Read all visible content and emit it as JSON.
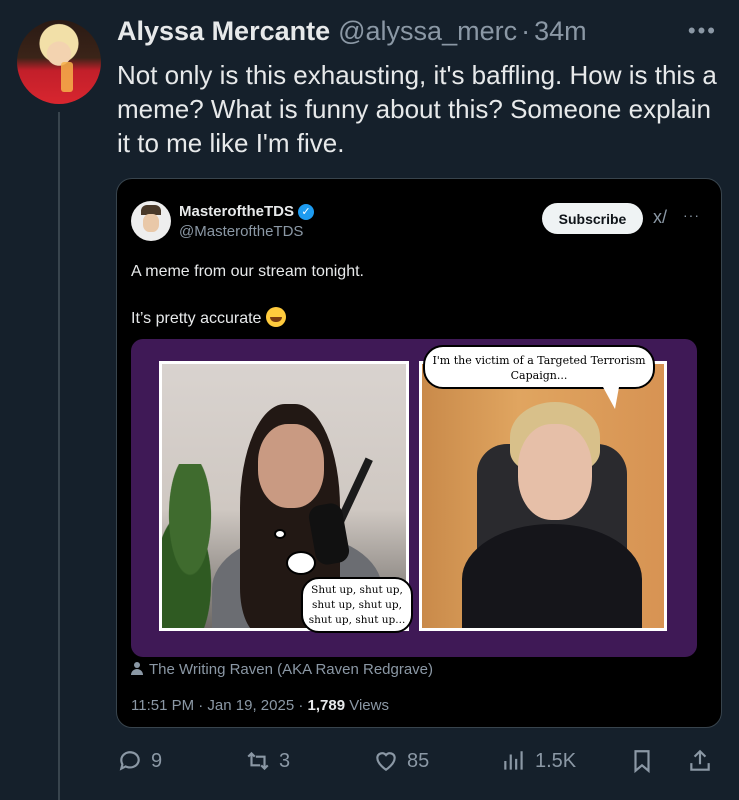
{
  "tweet": {
    "author_name": "Alyssa Mercante",
    "author_handle": "@alyssa_merc",
    "separator": "·",
    "time": "34m",
    "more": "•••",
    "text": "Not only is this exhausting, it's baffling. How is this a meme? What is funny about this? Someone explain it to me like I'm five."
  },
  "embed": {
    "author_name": "MasteroftheTDS",
    "author_handle": "@MasteroftheTDS",
    "subscribe_label": "Subscribe",
    "grok_label": "x/",
    "more": "···",
    "text_line1": "A meme from our stream tonight.",
    "text_line2": "It’s pretty accurate",
    "meme": {
      "bubble_right": "I'm the victim of a Targeted Terrorism Capaign...",
      "bubble_left": "Shut up, shut up, shut up, shut up, shut up, shut up..."
    },
    "credit": "The Writing Raven (AKA Raven Redgrave)",
    "time_date": "11:51 PM · Jan 19, 2025 · ",
    "views_count": "1,789",
    "views_label": " Views"
  },
  "actions": {
    "reply_count": "9",
    "retweet_count": "3",
    "like_count": "85",
    "views_count": "1.5K"
  },
  "colors": {
    "background": "#15202b",
    "text": "#e7e9ea",
    "muted": "#8b98a5",
    "verified": "#1d9bf0",
    "meme_bg": "#3f1956"
  }
}
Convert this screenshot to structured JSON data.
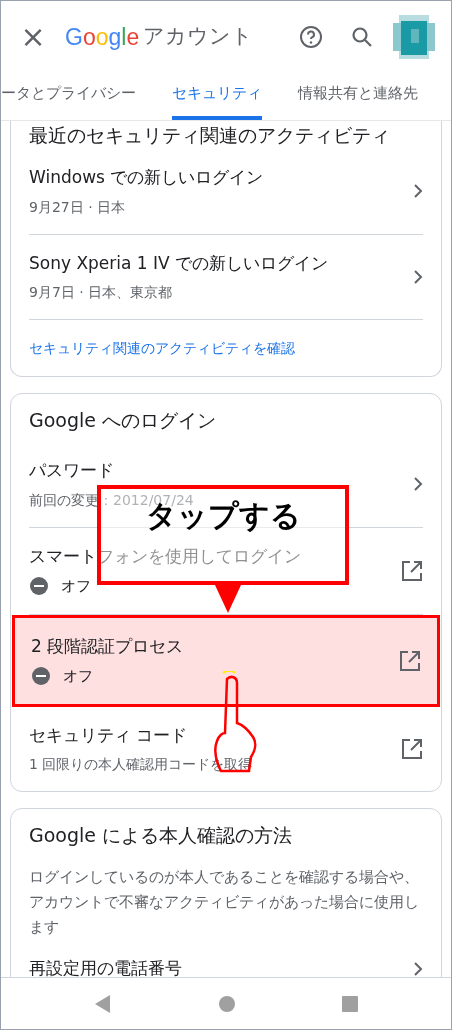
{
  "header": {
    "close": "×",
    "logo": "Google",
    "title": "アカウント"
  },
  "tabs": [
    {
      "label": "ータとプライバシー",
      "selected": false
    },
    {
      "label": "セキュリティ",
      "selected": true
    },
    {
      "label": "情報共有と連絡先",
      "selected": false
    }
  ],
  "cards": [
    {
      "title": "最近のセキュリティ関連のアクティビティ",
      "cut_top": true,
      "items": [
        {
          "kind": "chevron",
          "title": "Windows での新しいログイン",
          "subtitle": "9月27日 · 日本",
          "highlighted": false
        },
        {
          "kind": "chevron",
          "title": "Sony Xperia 1 IV での新しいログイン",
          "subtitle": "9月7日 · 日本、東京都",
          "highlighted": false
        }
      ],
      "link": "セキュリティ関連のアクティビティを確認"
    },
    {
      "title": "Google へのログイン",
      "cut_top": false,
      "items": [
        {
          "kind": "chevron",
          "title": "パスワード",
          "subtitle": "前回の変更：2012/07/24",
          "highlighted": false
        },
        {
          "kind": "external",
          "title": "スマートフォンを使用してログイン",
          "status": {
            "text": "オフ",
            "on": false
          },
          "highlighted": false
        },
        {
          "kind": "external",
          "title": "2 段階認証プロセス",
          "status": {
            "text": "オフ",
            "on": false
          },
          "highlighted": true
        },
        {
          "kind": "external",
          "title": "セキュリティ コード",
          "subtitle": "1 回限りの本人確認用コードを取得",
          "highlighted": false
        }
      ]
    },
    {
      "title": "Google による本人確認の方法",
      "cut_top": false,
      "description": "ログインしているのが本人であることを確認する場合や、アカウントで不審なアクティビティがあった場合に使用します",
      "items": [
        {
          "kind": "chevron",
          "title": "再設定用の電話番号",
          "highlighted": false
        }
      ]
    }
  ],
  "callout": {
    "text": "タップする"
  }
}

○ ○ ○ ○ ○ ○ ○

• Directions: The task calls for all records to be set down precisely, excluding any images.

• Reply to the task:
Read all visible content and emit it as JSON.
{
  "tweet": {
    "author_name": "Alyssa Mercante",
    "author_handle": "@alyssa_merc",
    "separator": "·",
    "time": "34m",
    "more": "•••",
    "text": "Not only is this exhausting, it's baffling. How is this a meme? What is funny about this? Someone explain it to me like I'm five."
  },
  "embed": {
    "author_name": "MasteroftheTDS",
    "author_handle": "@MasteroftheTDS",
    "subscribe_label": "Subscribe",
    "grok_label": "x/",
    "more": "···",
    "text_line1": "A meme from our stream tonight.",
    "text_line2": "It’s pretty accurate",
    "meme": {
      "bubble_right": "I'm the victim of a Targeted Terrorism Capaign...",
      "bubble_left": "Shut up, shut up, shut up, shut up, shut up, shut up..."
    },
    "credit": "The Writing Raven (AKA Raven Redgrave)",
    "time_date": "11:51 PM · Jan 19, 2025 · ",
    "views_count": "1,789",
    "views_label": " Views"
  },
  "actions": {
    "reply_count": "9",
    "retweet_count": "3",
    "like_count": "85",
    "views_count": "1.5K"
  },
  "colors": {
    "background": "#15202b",
    "text": "#e7e9ea",
    "muted": "#8b98a5",
    "verified": "#1d9bf0",
    "meme_bg": "#3f1956"
  }
}
Convert this screenshot to structured JSON data.
{
  "header": {
    "close": "×",
    "logo": "Google",
    "title": "アカウント"
  },
  "tabs": [
    {
      "label": "ータとプライバシー",
      "selected": false
    },
    {
      "label": "セキュリティ",
      "selected": true
    },
    {
      "label": "情報共有と連絡先",
      "selected": false
    }
  ],
  "cards": [
    {
      "title": "最近のセキュリティ関連のアクティビティ",
      "cut_top": true,
      "items": [
        {
          "kind": "chevron",
          "title": "Windows での新しいログイン",
          "subtitle": "9月27日 · 日本",
          "highlighted": false
        },
        {
          "kind": "chevron",
          "title": "Sony Xperia 1 IV での新しいログイン",
          "subtitle": "9月7日 · 日本、東京都",
          "highlighted": false
        }
      ],
      "link": "セキュリティ関連のアクティビティを確認"
    },
    {
      "title": "Google へのログイン",
      "cut_top": false,
      "items": [
        {
          "kind": "chevron",
          "title": "パスワード",
          "subtitle": "前回の変更：2012/07/24",
          "highlighted": false
        },
        {
          "kind": "external",
          "title": "スマートフォンを使用してログイン",
          "status": {
            "text": "オフ",
            "on": false
          },
          "highlighted": false
        },
        {
          "kind": "external",
          "title": "2 段階認証プロセス",
          "status": {
            "text": "オフ",
            "on": false
          },
          "highlighted": true
        },
        {
          "kind": "external",
          "title": "セキュリティ コード",
          "subtitle": "1 回限りの本人確認用コードを取得",
          "highlighted": false
        }
      ]
    },
    {
      "title": "Google による本人確認の方法",
      "cut_top": false,
      "description": "ログインしているのが本人であることを確認する場合や、アカウントで不審なアクティビティがあった場合に使用します",
      "items": [
        {
          "kind": "chevron",
          "title": "再設定用の電話番号",
          "highlighted": false
        }
      ]
    }
  ],
  "callout": {
    "text": "タップする"
  }
}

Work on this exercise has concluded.